*** Begin section ***

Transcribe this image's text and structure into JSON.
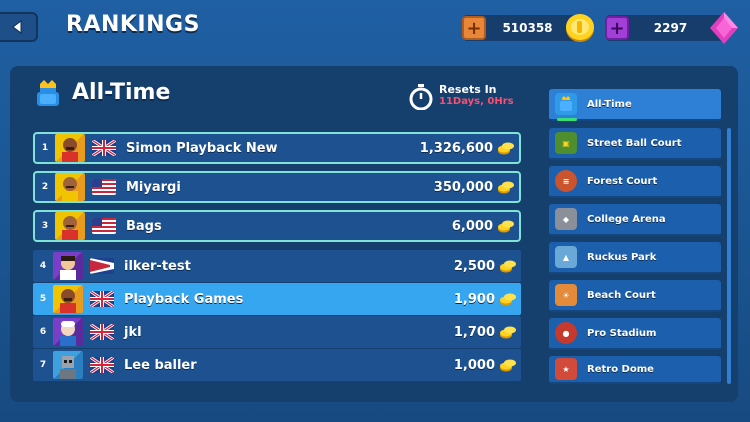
{
  "header": {
    "title": "RANKINGS"
  },
  "currency": {
    "coins": "510358",
    "gems": "2297"
  },
  "leaderboard": {
    "title": "All-Time",
    "reset_label": "Resets In",
    "reset_time": "11Days, 0Hrs",
    "rows": [
      {
        "rank": "1",
        "name": "Simon Playback New",
        "score": "1,326,600",
        "flag": "uk"
      },
      {
        "rank": "2",
        "name": "Miyargi",
        "score": "350,000",
        "flag": "us"
      },
      {
        "rank": "3",
        "name": "Bags",
        "score": "6,000",
        "flag": "us"
      },
      {
        "rank": "4",
        "name": "ilker-test",
        "score": "2,500",
        "flag": "pennant"
      },
      {
        "rank": "5",
        "name": "Playback Games",
        "score": "1,900",
        "flag": "uk"
      },
      {
        "rank": "6",
        "name": "jkl",
        "score": "1,700",
        "flag": "uk"
      },
      {
        "rank": "7",
        "name": "Lee baller",
        "score": "1,000",
        "flag": "uk"
      }
    ]
  },
  "courts": [
    {
      "name": "All-Time",
      "icon": "trophy-player-icon",
      "color": "#2e9ae8"
    },
    {
      "name": "Street Ball Court",
      "icon": "street-court-icon",
      "color": "#4e8e2e"
    },
    {
      "name": "Forest Court",
      "icon": "forest-court-icon",
      "color": "#c9542e"
    },
    {
      "name": "College Arena",
      "icon": "college-arena-icon",
      "color": "#8a8f99"
    },
    {
      "name": "Ruckus Park",
      "icon": "ruckus-park-icon",
      "color": "#6aa8d8"
    },
    {
      "name": "Beach Court",
      "icon": "beach-court-icon",
      "color": "#e38a3b"
    },
    {
      "name": "Pro Stadium",
      "icon": "pro-stadium-icon",
      "color": "#c63a2e"
    },
    {
      "name": "Retro Dome",
      "icon": "retro-dome-icon",
      "color": "#d24a3a"
    }
  ]
}
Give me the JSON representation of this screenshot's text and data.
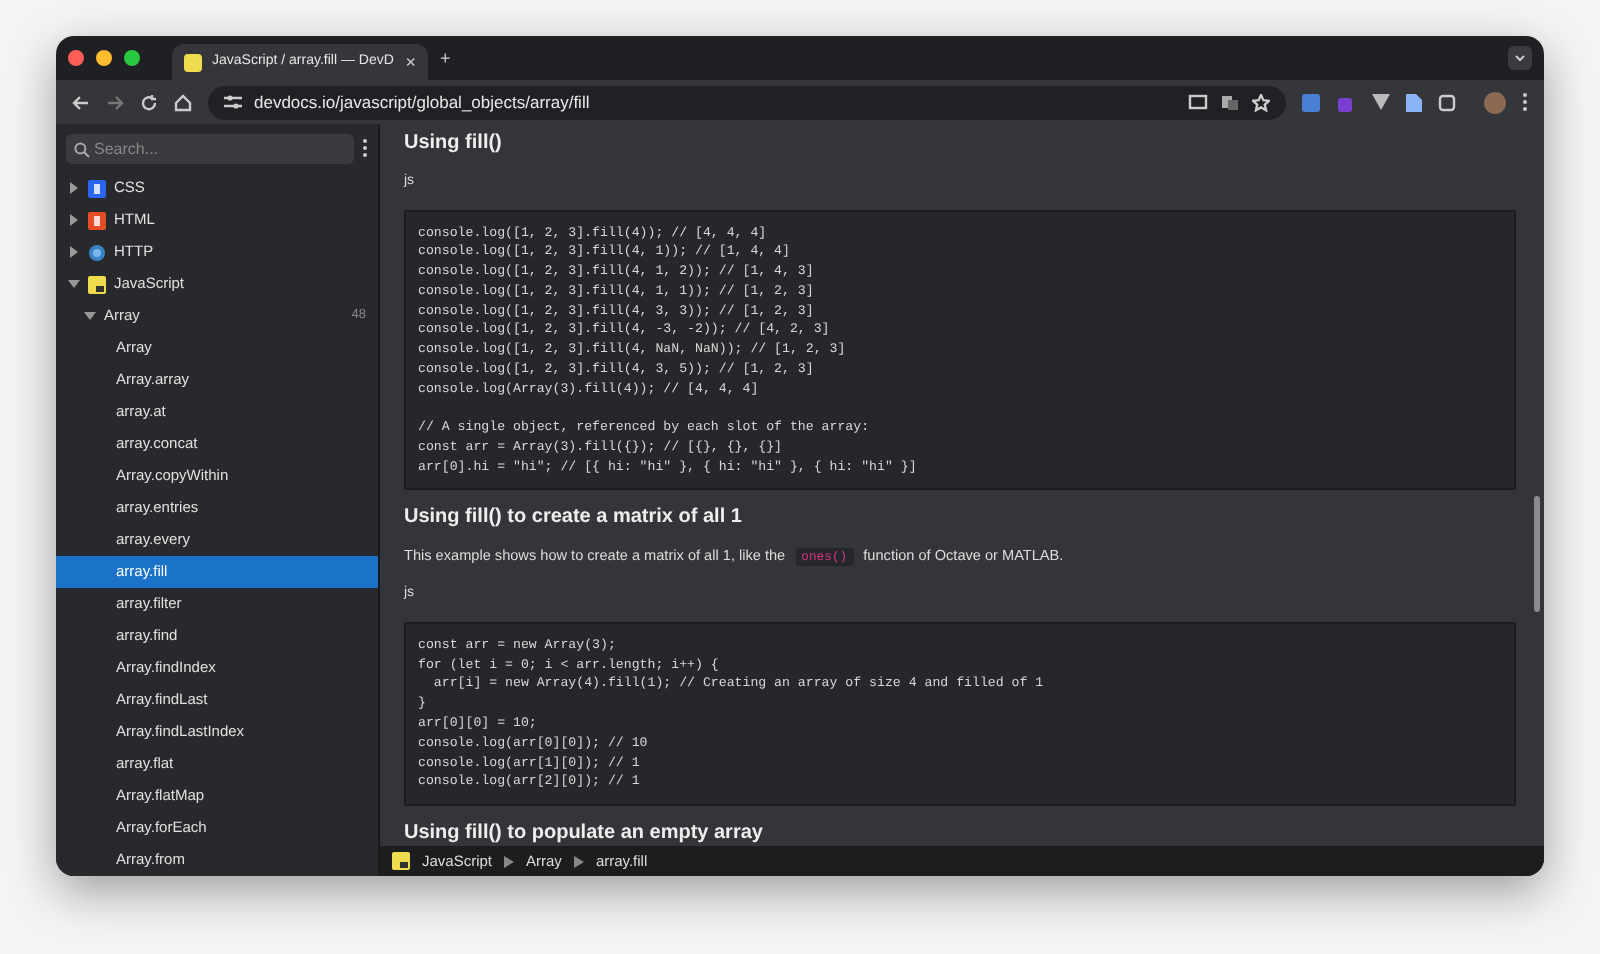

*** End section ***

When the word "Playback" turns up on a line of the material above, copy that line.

» **OUTPUT**
        "name": "Simon Playback New",
        "name": "Playback Games",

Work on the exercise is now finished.